About this task:
Locate the line containing "Enumerate this screenshot's", then please write out that line and all the lines below it in the entries exactly.

Available data:
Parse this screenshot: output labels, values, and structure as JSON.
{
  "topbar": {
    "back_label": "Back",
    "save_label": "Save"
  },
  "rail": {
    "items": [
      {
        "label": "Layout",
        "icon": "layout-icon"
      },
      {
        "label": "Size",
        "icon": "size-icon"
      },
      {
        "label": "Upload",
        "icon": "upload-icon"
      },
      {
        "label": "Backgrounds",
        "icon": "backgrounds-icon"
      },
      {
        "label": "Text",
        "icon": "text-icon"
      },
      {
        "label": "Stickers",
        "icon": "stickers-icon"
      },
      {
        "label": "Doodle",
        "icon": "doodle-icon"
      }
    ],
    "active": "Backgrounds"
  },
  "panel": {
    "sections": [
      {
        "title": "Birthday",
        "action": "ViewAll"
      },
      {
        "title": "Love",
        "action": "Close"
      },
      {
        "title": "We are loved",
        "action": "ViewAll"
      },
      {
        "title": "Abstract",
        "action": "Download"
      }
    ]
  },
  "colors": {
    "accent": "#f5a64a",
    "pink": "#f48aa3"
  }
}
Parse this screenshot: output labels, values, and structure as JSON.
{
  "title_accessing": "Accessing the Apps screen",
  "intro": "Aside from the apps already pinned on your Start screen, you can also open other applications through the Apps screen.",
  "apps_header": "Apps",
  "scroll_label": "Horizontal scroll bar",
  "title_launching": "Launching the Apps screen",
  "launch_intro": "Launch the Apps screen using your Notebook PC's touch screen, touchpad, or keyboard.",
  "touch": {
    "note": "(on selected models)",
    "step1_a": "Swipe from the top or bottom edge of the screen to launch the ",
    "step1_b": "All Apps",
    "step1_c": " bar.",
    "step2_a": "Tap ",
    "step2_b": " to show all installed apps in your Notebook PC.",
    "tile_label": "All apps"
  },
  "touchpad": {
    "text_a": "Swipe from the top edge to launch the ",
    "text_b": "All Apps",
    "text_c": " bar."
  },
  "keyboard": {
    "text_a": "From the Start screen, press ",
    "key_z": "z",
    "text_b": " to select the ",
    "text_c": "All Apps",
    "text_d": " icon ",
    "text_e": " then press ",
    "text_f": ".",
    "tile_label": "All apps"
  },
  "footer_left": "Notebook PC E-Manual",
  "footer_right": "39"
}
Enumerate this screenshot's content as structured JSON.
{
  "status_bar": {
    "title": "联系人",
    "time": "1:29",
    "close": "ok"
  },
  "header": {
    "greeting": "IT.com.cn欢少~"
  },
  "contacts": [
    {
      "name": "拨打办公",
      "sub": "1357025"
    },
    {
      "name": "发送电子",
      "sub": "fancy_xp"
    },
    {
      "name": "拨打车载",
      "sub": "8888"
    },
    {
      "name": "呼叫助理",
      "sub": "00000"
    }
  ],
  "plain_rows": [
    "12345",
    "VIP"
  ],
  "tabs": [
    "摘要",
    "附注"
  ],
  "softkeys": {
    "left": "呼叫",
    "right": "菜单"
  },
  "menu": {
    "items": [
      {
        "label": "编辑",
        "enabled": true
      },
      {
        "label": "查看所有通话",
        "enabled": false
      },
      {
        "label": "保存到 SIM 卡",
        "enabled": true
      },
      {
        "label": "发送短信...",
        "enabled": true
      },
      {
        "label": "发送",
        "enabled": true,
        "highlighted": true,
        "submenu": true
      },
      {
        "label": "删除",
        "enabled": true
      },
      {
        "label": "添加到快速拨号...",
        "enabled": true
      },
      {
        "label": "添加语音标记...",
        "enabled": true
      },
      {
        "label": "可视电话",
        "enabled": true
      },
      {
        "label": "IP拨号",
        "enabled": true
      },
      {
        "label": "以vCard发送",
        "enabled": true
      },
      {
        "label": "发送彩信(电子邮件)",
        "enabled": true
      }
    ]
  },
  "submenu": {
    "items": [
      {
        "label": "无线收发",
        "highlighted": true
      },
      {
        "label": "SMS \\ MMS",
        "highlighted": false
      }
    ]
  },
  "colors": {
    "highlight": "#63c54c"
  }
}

Written reply:
Enumerate this screenshot's content as structured JSON.
{
  "status_bar": {
    "title": "联系人",
    "time": "1:29",
    "close": "ok"
  },
  "header": {
    "greeting": "IT.com.cn欢少~"
  },
  "contacts": [
    {
      "name": "拨打办公",
      "sub": "1357025"
    },
    {
      "name": "发送电子",
      "sub": "fancy_xp"
    },
    {
      "name": "拨打车载",
      "sub": "8888"
    },
    {
      "name": "呼叫助理",
      "sub": "00000"
    }
  ],
  "plain_rows": [
    "12345",
    "VIP"
  ],
  "tabs": [
    "摘要",
    "附注"
  ],
  "softkeys": {
    "left": "呼叫",
    "right": "菜单"
  },
  "menu": {
    "items": [
      {
        "label": "编辑",
        "enabled": true
      },
      {
        "label": "查看所有通话",
        "enabled": false
      },
      {
        "label": "保存到 SIM 卡",
        "enabled": true
      },
      {
        "label": "发送短信...",
        "enabled": true
      },
      {
        "label": "发送",
        "enabled": true,
        "highlighted": true,
        "submenu": true
      },
      {
        "label": "删除",
        "enabled": true
      },
      {
        "label": "添加到快速拨号...",
        "enabled": true
      },
      {
        "label": "添加语音标记...",
        "enabled": true
      },
      {
        "label": "可视电话",
        "enabled": true
      },
      {
        "label": "IP拨号",
        "enabled": true
      },
      {
        "label": "以vCard发送",
        "enabled": true
      },
      {
        "label": "发送彩信(电子邮件)",
        "enabled": true
      }
    ]
  },
  "submenu": {
    "items": [
      {
        "label": "无线收发",
        "highlighted": true
      },
      {
        "label": "SMS \\ MMS",
        "highlighted": false
      }
    ]
  },
  "colors": {
    "highlight": "#63c54c"
  }
}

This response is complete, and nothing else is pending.